A Closer Look At The Numbers On Diabetes And Comorbidities
There are nearly 24 million Americans living with diabetes, approximately 8 percent of the total population. Nearly 6 million of these individuals are undiagnosed.2,3 Current estimates suggest that by 2050, 48 million Americans will have type 2 diabetes.2
The incidence of type 2 diabetes in adolescents has increased 10 times over the last decade and now constitutes just less than one-third of new pediatric diabetes cases. In contrast, type 2 diabetes accounted for only 20 percent of all pediatric cases a decade ago.2 This is an epidemic of diabetes that we cannot ignore.
There have been numerous studies that demonstrate the link between diabetes and other medical comorbidities. Of those with diabetes, 60 percent of patients demonstrate one other serious health problem; 33 percent of patients demonstrate two other serious health problems; 10 percent have three other serious health problems, and 7 percent have four or more additional serious health problems.4
Diabetes is a leading cause of adult blindness, lower limb amputation, kidney disease, nerve damage and cardiovascular disease. Diabetes is particularly common among those patients who are morbidly obese and these patients commonly demonstrate a metabolic syndrome that includes type 2 diabetes, hypertension, hypercholesterolemia and elevated triglyceride levels.
In addition, this epidemic of diabetes demonstrates significant economic consequences that should be of major concern to both healthcare providers and healthcare consumers.
The total annual cost of diabetes has been estimated at $174 billion and most experts agree that this value is an underestimate. Of this total, $116 billion constitutes direct medical costs, which are associated with hospital stays, medications and medical equipment. The remaining $58 billion are indirect costs, which include the expense of disability, premature mortality and work loss.4-7 Furthermore, experts suggest that obesity will cost the United States approximately $344 billion in medical related expenses by 2018. This would constitute approximately 21 percent of all healthcare spending.8
Clearly, the healthcare profession must make significant efforts to address this rising epidemic of diabetes and diabetes-related complications in order to reduce morbidity and mortality in patients living with diabetes, and help reduce the spiraling healthcare costs.

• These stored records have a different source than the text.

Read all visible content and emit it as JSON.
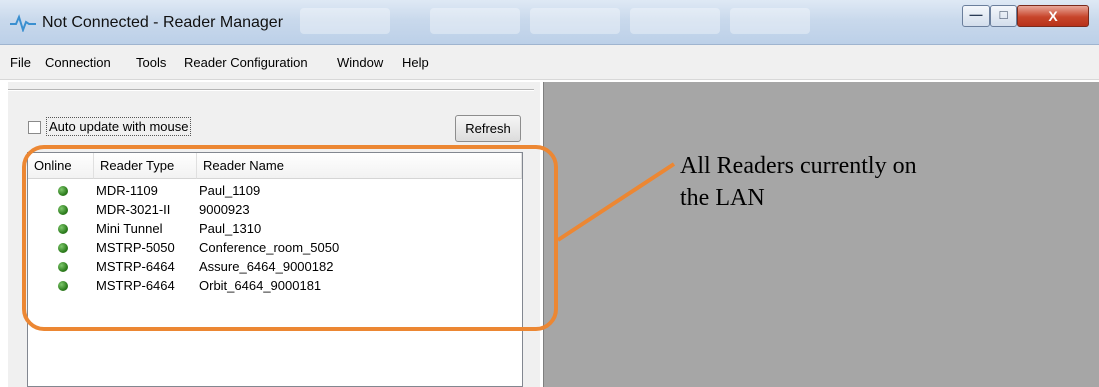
{
  "window": {
    "title": "Not Connected - Reader Manager",
    "controls": {
      "minimize": "—",
      "maximize": "□",
      "close": "X"
    }
  },
  "menu": [
    "File",
    "Connection",
    "Tools",
    "Reader Configuration",
    "Window",
    "Help"
  ],
  "left_pane": {
    "auto_update_label": "Auto update with mouse",
    "auto_update_checked": false,
    "refresh_label": "Refresh",
    "columns": [
      "Online",
      "Reader Type",
      "Reader Name"
    ],
    "rows": [
      {
        "online": true,
        "type": "MDR-1109",
        "name": "Paul_1109"
      },
      {
        "online": true,
        "type": "MDR-3021-II",
        "name": "9000923"
      },
      {
        "online": true,
        "type": "Mini Tunnel",
        "name": "Paul_1310"
      },
      {
        "online": true,
        "type": "MSTRP-5050",
        "name": "Conference_room_5050"
      },
      {
        "online": true,
        "type": "MSTRP-6464",
        "name": "Assure_6464_9000182"
      },
      {
        "online": true,
        "type": "MSTRP-6464",
        "name": "Orbit_6464_9000181"
      }
    ]
  },
  "annotation": {
    "text_line1": "All Readers currently on",
    "text_line2": "the LAN",
    "color": "#ec8733"
  },
  "colors": {
    "online_dot": "#2f7f1f",
    "right_pane_bg": "#a6a6a6"
  }
}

Weighing The Pros And Cons Of Bariatric Surgical Procedures
When considering bariatric surgical procedures, there are essentially two categories: gastric restrictive procedures and those procedures that introduce an element of malabsorption.